So there you have it, the winning system for racing celibate hens and celibate cocks employed with devastating effect by these two gentlemen. Of course it helps that they can fly a pigeon and have the best of sprint and middle distance blood in their stock loft, with a large chunk of these being retired racers who have earned a bit of an easy life. As I said earlier they also race a mean sprint cock and they knit in alongside the celibate teams very well. Together it all works as a whole the men and the birds.

One of the ladies that The Kupla boys race with devastating results.


To demonstrate just how this works Steve and Paul have won every Caversham inland race in the 2015 season in the strong BB&O Federation during the old bird season that’s 11 races in all, and they have won the BB&O Federation 6 times during the 2015 season, and this is a federation that averages 2500 and has a large radius running east to west. This level of success continued in to 2016 where the loft won 15x1st Clubs, 4x1st feds and to show they can go toe to toe with eh big boys they clocked up 4x1st Section E in the NFC and came oh so close on 2 occasions with 2nd Open NFC Fougeres and 2nd open NFC Saintes. In 2017 the partnership clocked up 14x 1st clubs, 4x 1st Feds and an eye watering 142 fed positions. In case you think that it is the system alone that is responsible for the success just consider that a local partnership of Eddy and Joyce Kulpa ( also known as Gramps and Nanna) fly exclusively the bloodlines from Steve and Paul and have notched up 157x 1st Club and 31x1st Feds as well as winning the NFC Young Bird national. So, these birds win elsewhere.

Personally, I think it is refreshing to find a partnership that has achieved this level of success over 20 + years including runner up at NFC level on several occasions ( on one of these occasions they were responsible for the breeding of the bird that beat them!!) who have remained unfazed and unaffected. All too often we see fanciers who taste success turning in to self-promoting machines to generate and inflate the sale of pigeons.
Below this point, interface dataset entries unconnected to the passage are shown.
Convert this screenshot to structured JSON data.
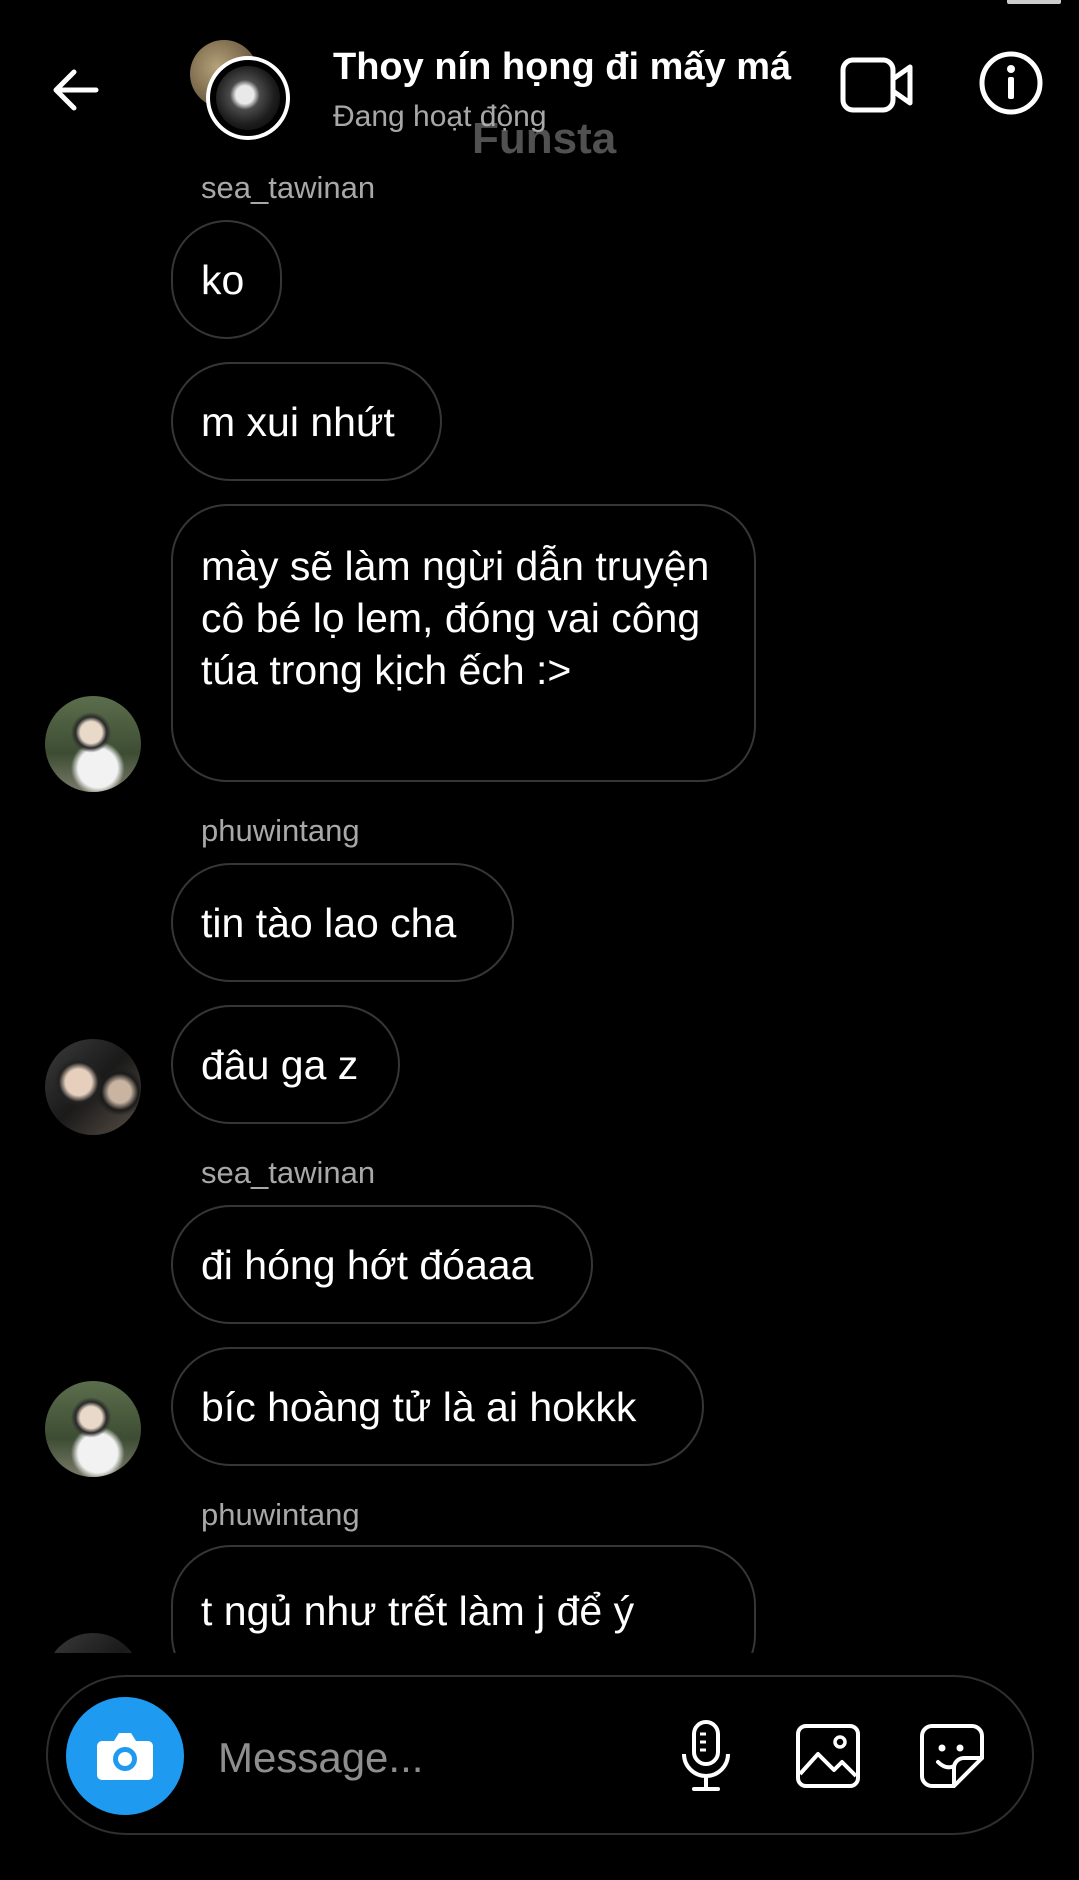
{
  "header": {
    "title": "Thoy nín họng đi mấy má",
    "status": "Đang hoạt động",
    "watermark": "Funsta"
  },
  "messages": [
    {
      "sender": "sea_tawinan",
      "text": "ko"
    },
    {
      "text": "m xui nhứt"
    },
    {
      "text": "mày sẽ làm ngừi dẫn truyện cô bé lọ lem, đóng vai công túa trong kịch ếch :>"
    },
    {
      "sender": "phuwintang",
      "text": "tin tào lao cha"
    },
    {
      "text": "đâu ga z"
    },
    {
      "sender": "sea_tawinan",
      "text": "đi hóng hớt đóaaa"
    },
    {
      "text": "bíc hoàng tử là ai hokkk"
    },
    {
      "sender": "phuwintang",
      "text": "t ngủ như trết làm j để ý"
    }
  ],
  "composer": {
    "placeholder": "Message..."
  },
  "icons": {
    "back": "arrow-left-icon",
    "video": "video-camera-icon",
    "info": "info-icon",
    "camera": "camera-icon",
    "mic": "microphone-icon",
    "gallery": "image-icon",
    "sticker": "sticker-icon"
  },
  "colors": {
    "background": "#000000",
    "bubble_border": "#363636",
    "accent": "#1e9bf0",
    "secondary_text": "#a8a8a8"
  }
}
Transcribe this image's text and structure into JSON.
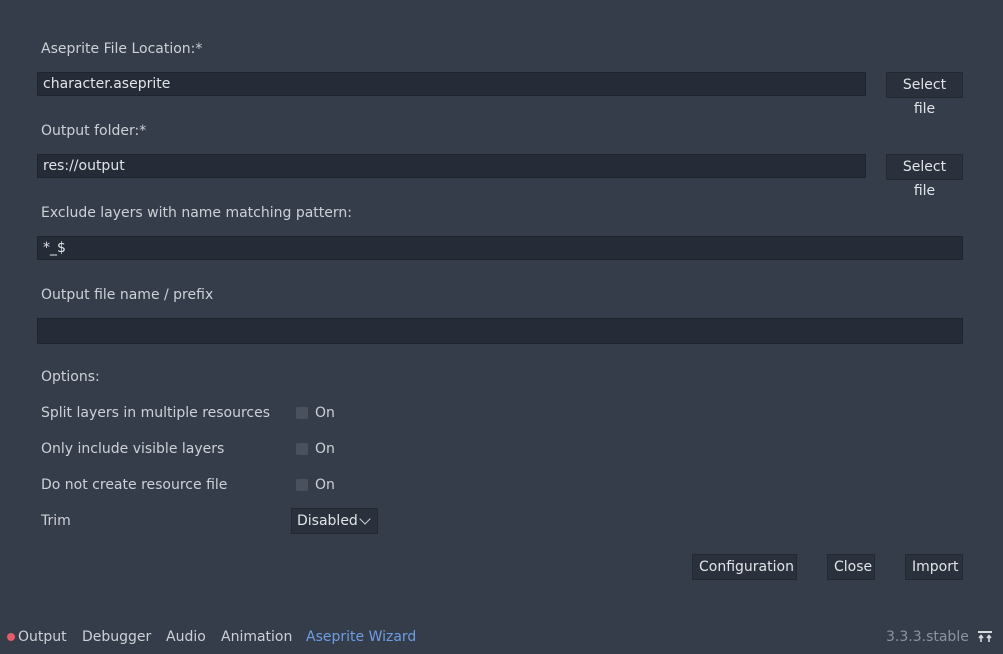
{
  "form": {
    "file_location_label": "Aseprite File Location:*",
    "file_location_value": "character.aseprite",
    "output_folder_label": "Output folder:*",
    "output_folder_value": "res://output",
    "select_file_label": "Select file",
    "exclude_label": "Exclude layers with name matching pattern:",
    "exclude_value": "*_$",
    "output_name_label": "Output file name / prefix",
    "output_name_value": ""
  },
  "options": {
    "heading": "Options:",
    "split_layers_label": "Split layers in multiple resources",
    "visible_layers_label": "Only include visible layers",
    "no_resource_label": "Do not create resource file",
    "on_text": "On",
    "split_layers_checked": false,
    "visible_layers_checked": false,
    "no_resource_checked": false,
    "trim_label": "Trim",
    "trim_value": "Disabled"
  },
  "actions": {
    "configuration": "Configuration",
    "close": "Close",
    "import": "Import"
  },
  "bottom_panel": {
    "tabs": [
      "Output",
      "Debugger",
      "Audio",
      "Animation",
      "Aseprite Wizard"
    ],
    "active_tab": "Aseprite Wizard",
    "version": "3.3.3.stable",
    "output_indicator_color": "#e45b6a",
    "pin_icon": "pin-panel-icon"
  }
}
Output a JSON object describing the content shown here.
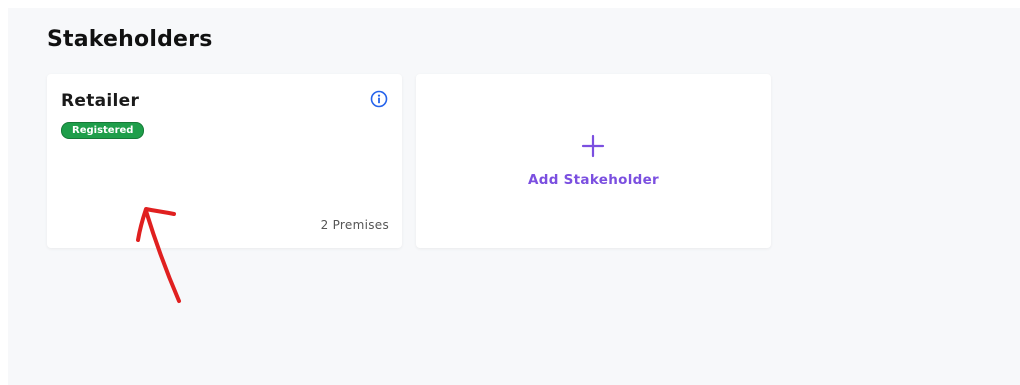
{
  "page": {
    "title": "Stakeholders"
  },
  "cards": [
    {
      "name": "Retailer",
      "status_badge": "Registered",
      "status_color": "#1e9e4a",
      "premises_text": "2 Premises",
      "icon": "info-icon"
    }
  ],
  "add_card": {
    "label": "Add Stakeholder",
    "icon": "plus-icon",
    "accent_color": "#7b4fe0"
  },
  "annotation": {
    "type": "red-arrow",
    "color": "#e02020"
  }
}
There is a very true saying that ‘self praise is no praise’, but that was never going to be an issue with Steve and Paul Kulpa, and I have no hesitation in revisiting this top partnership and shoving them in to the limelight for a bit of well earned glory. Take a bow gentlemen, you have earned it.